I was standing on this step of the portico on the Sunday morning of the 3d of May, and was giving direction to the battle, which was now raging with great fury, the cannon-balls reaching me from both the east and the west, when a solid shot struck the pillar near me, splitting it in two, and throwing one-half longitudinally against me, striking my whole right side, which soon turned livid. For a few moments I was senseless, and the report spread that I had been killed. But I soon revived, and to correct the misapprehension, I insisted on being lifted upon my horse, and rode back towards the white house, which subsequently became the center of my new position. Just before reaching it, the pain from my hurt became so intense, that I was likely to fall, when I was assisted to dismount, and was laid upon a blanket spread out upon the ground, and was given some brandy. This revived me, and I was assisted to remount.

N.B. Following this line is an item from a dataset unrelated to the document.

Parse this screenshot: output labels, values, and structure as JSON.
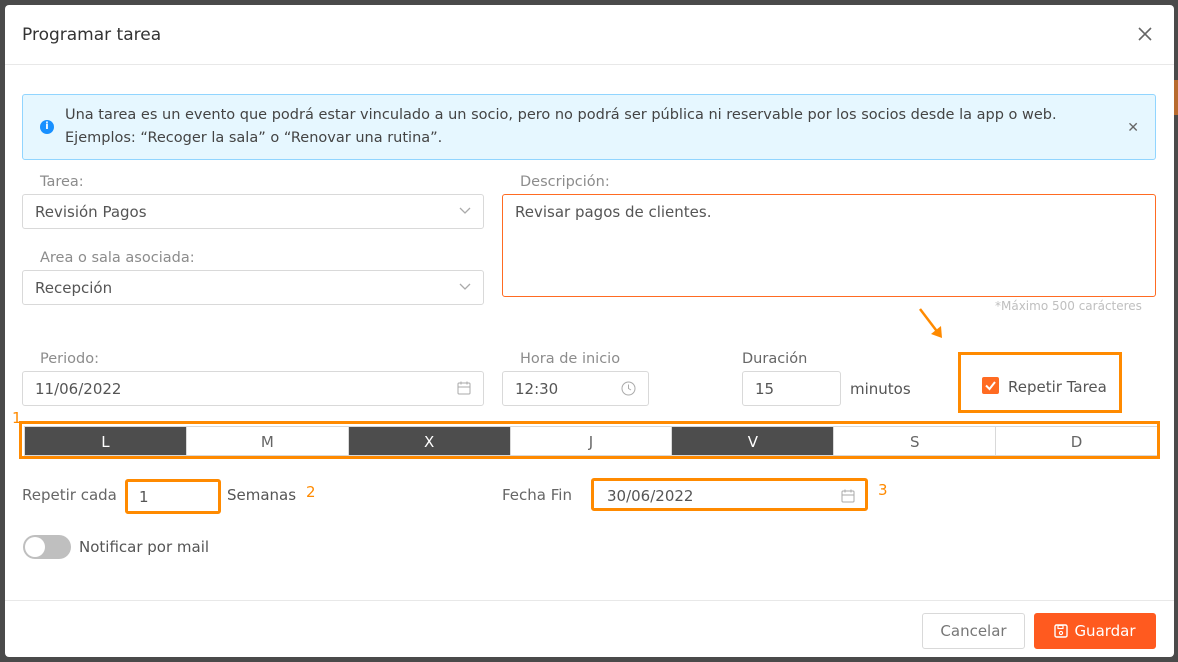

Scarcely was I off the blanket, when a solid shot, fired by the enemy at Hazel Grove, struck in the very center of that blanket, where I had a moment before been lying, and tore up the earth in a savage way.

In Strange Tales of the Civil War, Michael Sanders writes, “In this way, Joseph Hooker avoided being instantly killed by two cannon balls within minutes of each other.”

Long Hand

https://en.wikipedia.org/wiki/Henry_IV,_Holy_Roman_Emperor

The framers of medieval charters needed to make them visually striking and memorable — relatively few people would be able to understand the Latin legalities, but many would see the documents, and in order to carry authority they had to look different from ordinary texts, remarkable and unique.

One way to do this was with “an altogether peculiar sort of writing, of which the first characteristic is elongation,” writes Nicolete Gray in Lettering as Drawing. In this charter given by Holy Roman Emperor Henry IV to the bishopric of Bamberg in 1057, the text is written in long, attenuated letters:

https://en.wikipedia.org/wiki/Henry_IV,_Holy_Roman_Emperor

“The strange letter forms impress themselves, due to their difference from the norm, on the peoples’ consciousness and they thus endow the charter with a kind of aura that sets it apart,” writes Laurence de Looze in The Letter & the Cosmos. The signatures were often elaborate for the same reason: “A trace of worldly power is carried over into the writing, the letter forms performing this transfer of the power from the people who created the charter into the document itself.”

Podcast Episode 176: The Bear That Inspired Winnie-the-Pooh

harry colebourn and winnie

In 1914, Canadian Army veterinarian Harry Colebourn was traveling to the Western Front when he met an orphaned bear cub in an Ontario railway station. In this week’s episode of the Futility Closet podcast we’ll follow the adventures of Winnie the bear, including her fateful meeting with A.A. Milne and his son, Christopher Robin.

We’ll also marvel at some impressive finger counting and puzzle over an impassable bridge.

See full show notes …